▶ INSTRUCTIONS FOR THE TASK: Pictures excluded, copy all of the data below exactly.

App and web page records
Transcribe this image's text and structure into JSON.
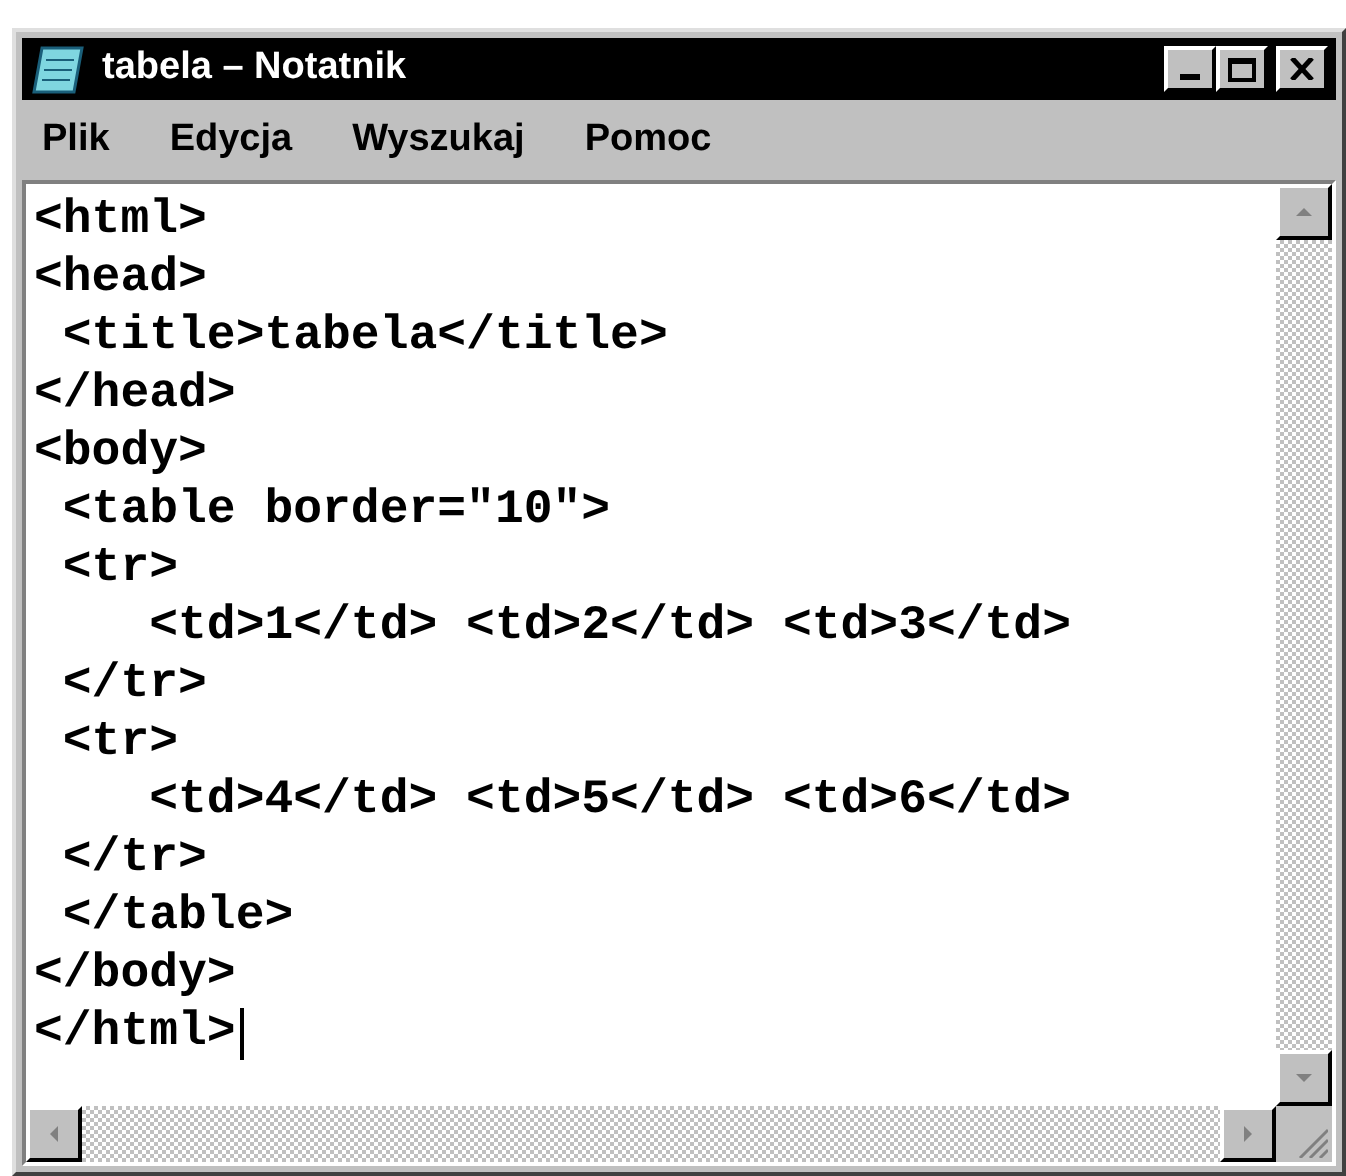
{
  "window": {
    "title": "tabela – Notatnik"
  },
  "menu": [
    "Plik",
    "Edycja",
    "Wyszukaj",
    "Pomoc"
  ],
  "editor": {
    "lines": [
      "<html>",
      "<head>",
      " <title>tabela</title>",
      "</head>",
      "<body>",
      " <table border=\"10\">",
      " <tr>",
      "    <td>1</td> <td>2</td> <td>3</td>",
      " </tr>",
      " <tr>",
      "    <td>4</td> <td>5</td> <td>6</td>",
      " </tr>",
      " </table>",
      "</body>",
      "</html>"
    ]
  }
}
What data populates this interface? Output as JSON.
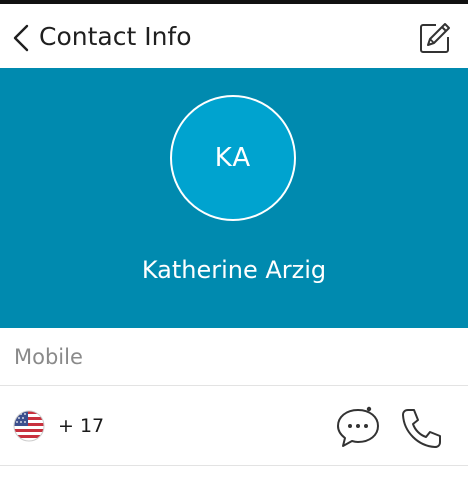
{
  "header": {
    "title": "Contact Info",
    "back_icon": "chevron-left-icon",
    "edit_icon": "edit-pencil-icon"
  },
  "contact": {
    "initials": "KA",
    "name": "Katherine Arzig",
    "hero_color": "#008aaf",
    "avatar_color": "#00a3cf"
  },
  "phone": {
    "section_label": "Mobile",
    "country_flag_icon": "us-flag-icon",
    "number": "+ 17",
    "message_icon": "chat-bubble-icon",
    "call_icon": "phone-icon"
  }
}
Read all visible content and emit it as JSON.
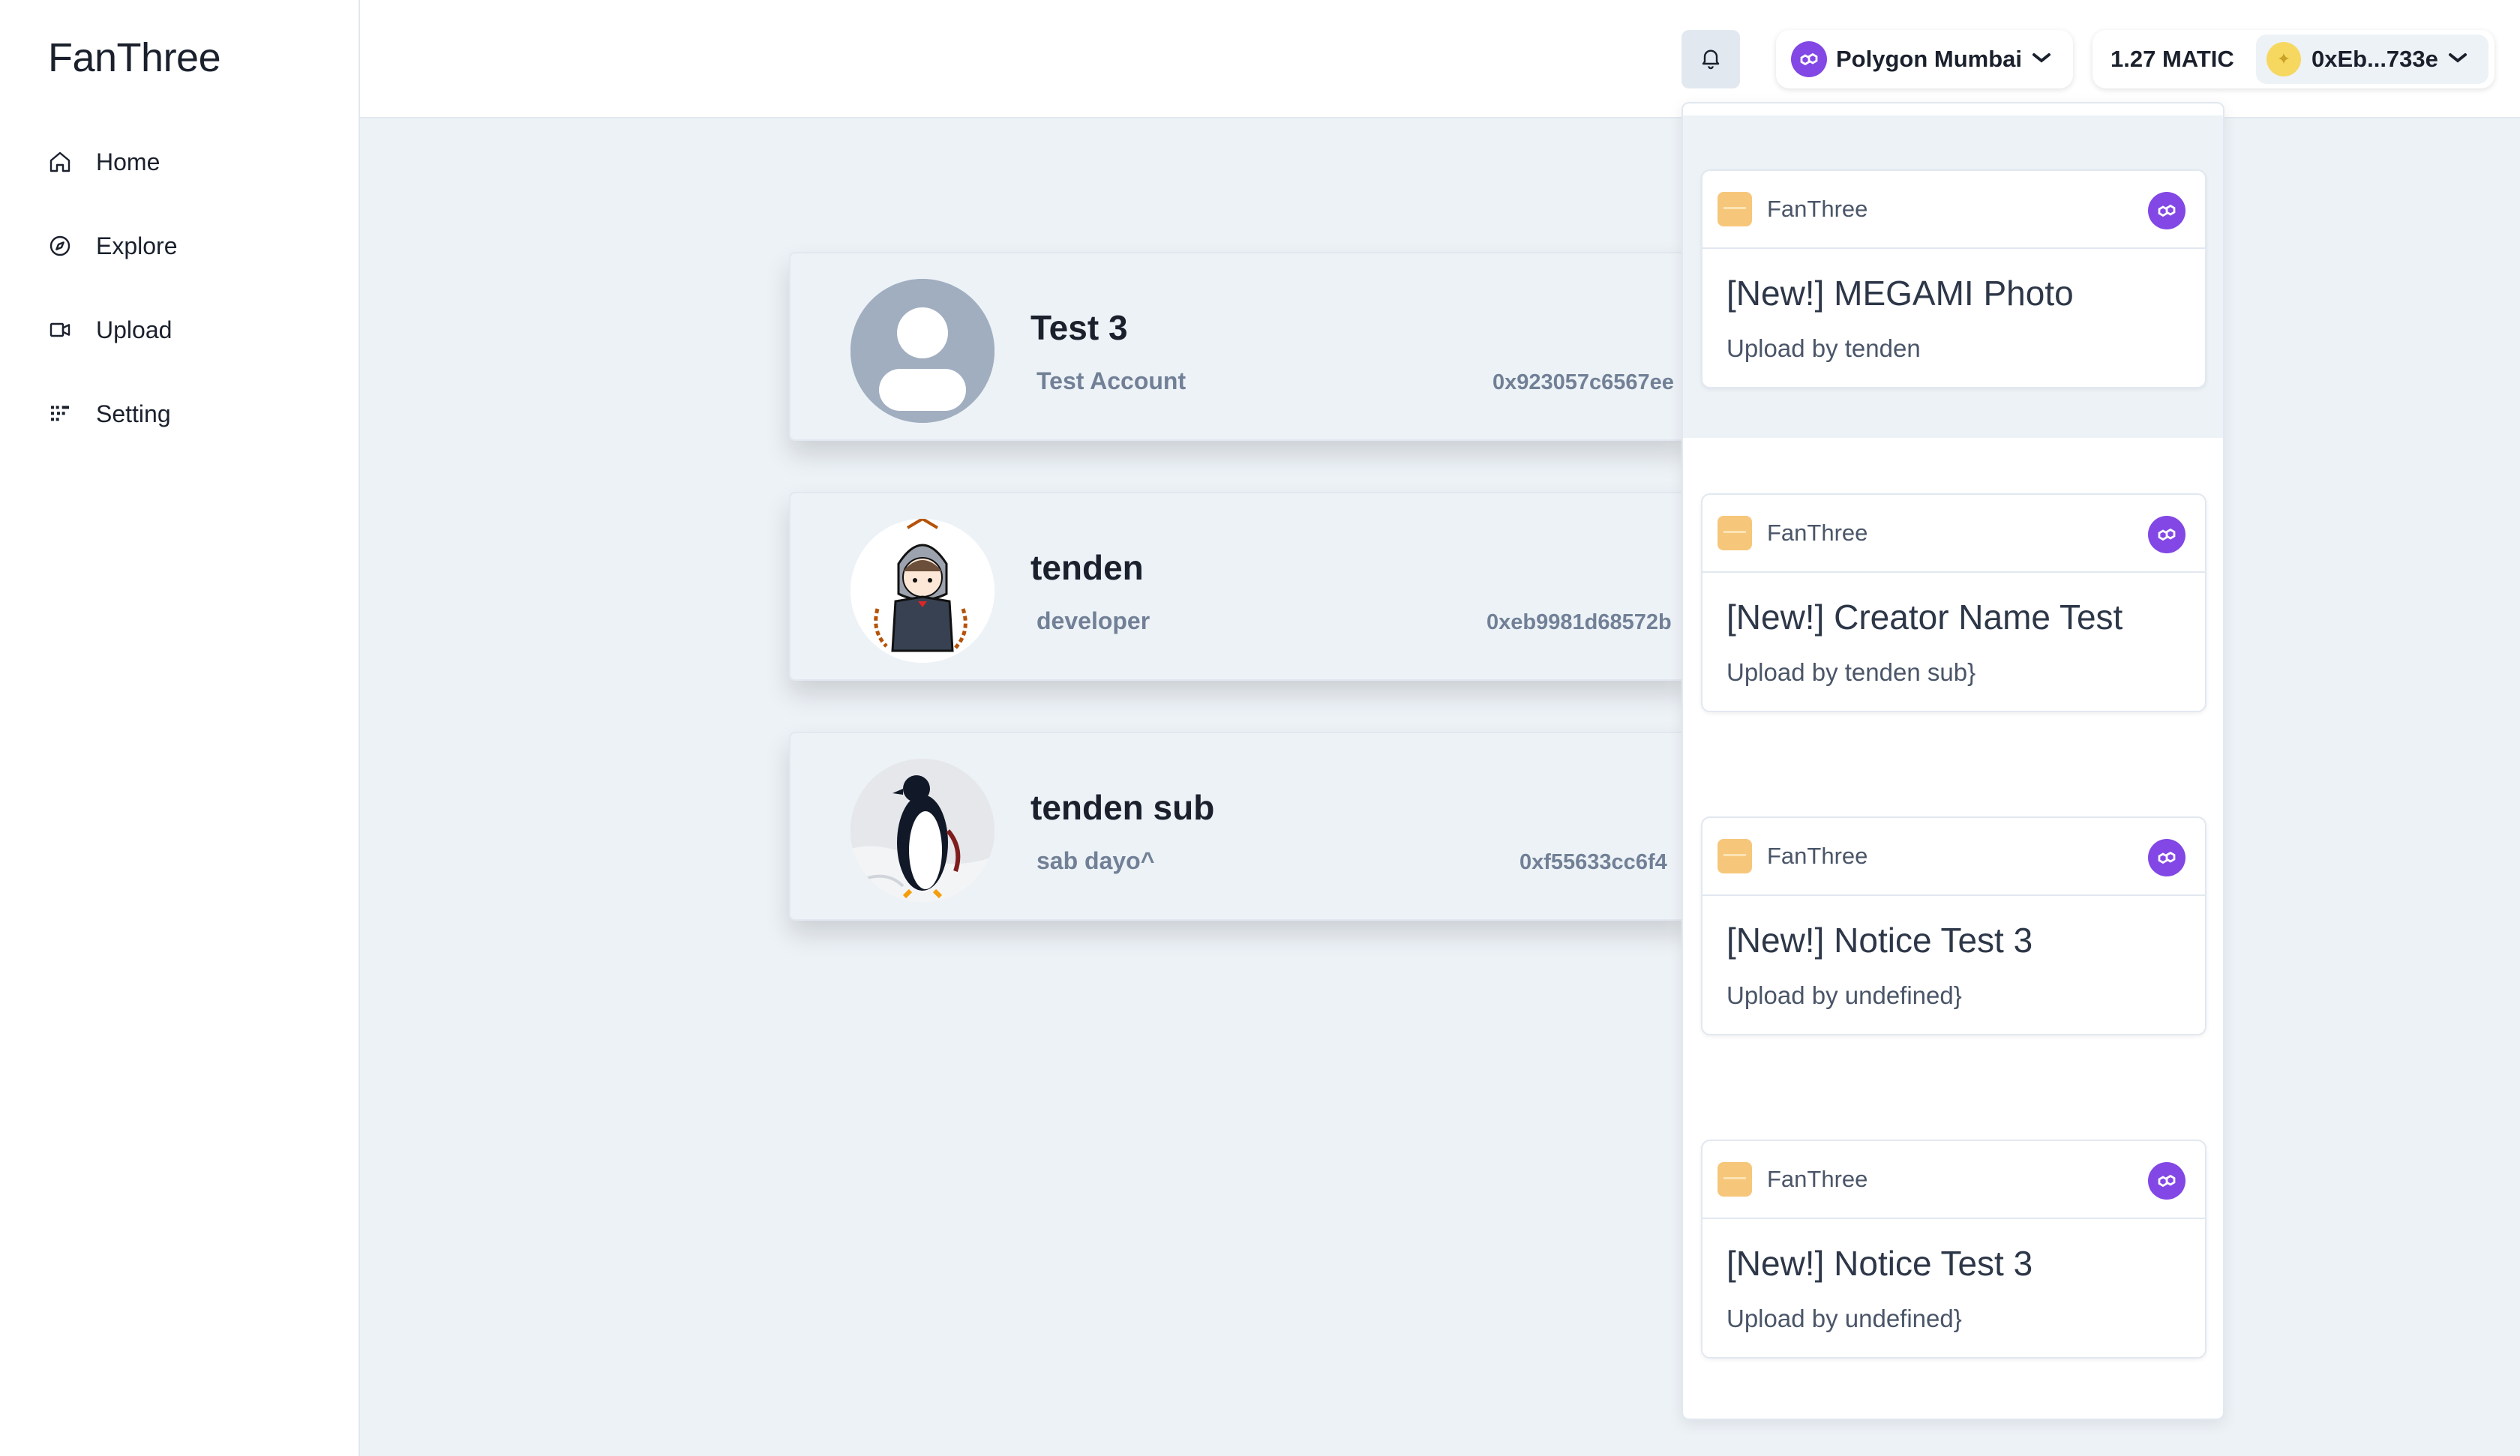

▶ REPLY TO THE TASK:
Transcribe this image's text and structure into JSON.
{
  "window": {
    "title": "tabela – Notatnik"
  },
  "menu": [
    "Plik",
    "Edycja",
    "Wyszukaj",
    "Pomoc"
  ],
  "editor": {
    "lines": [
      "<html>",
      "<head>",
      " <title>tabela</title>",
      "</head>",
      "<body>",
      " <table border=\"10\">",
      " <tr>",
      "    <td>1</td> <td>2</td> <td>3</td>",
      " </tr>",
      " <tr>",
      "    <td>4</td> <td>5</td> <td>6</td>",
      " </tr>",
      " </table>",
      "</body>",
      "</html>"
    ]
  }
}
What data populates this interface? Output as JSON.
{
  "header": {
    "title": "Contact Info",
    "back_icon": "chevron-left-icon",
    "edit_icon": "edit-pencil-icon"
  },
  "contact": {
    "initials": "KA",
    "name": "Katherine Arzig",
    "hero_color": "#008aaf",
    "avatar_color": "#00a3cf"
  },
  "phone": {
    "section_label": "Mobile",
    "country_flag_icon": "us-flag-icon",
    "number": "+ 17",
    "message_icon": "chat-bubble-icon",
    "call_icon": "phone-icon"
  }
}
Read all visible content and emit it as JSON.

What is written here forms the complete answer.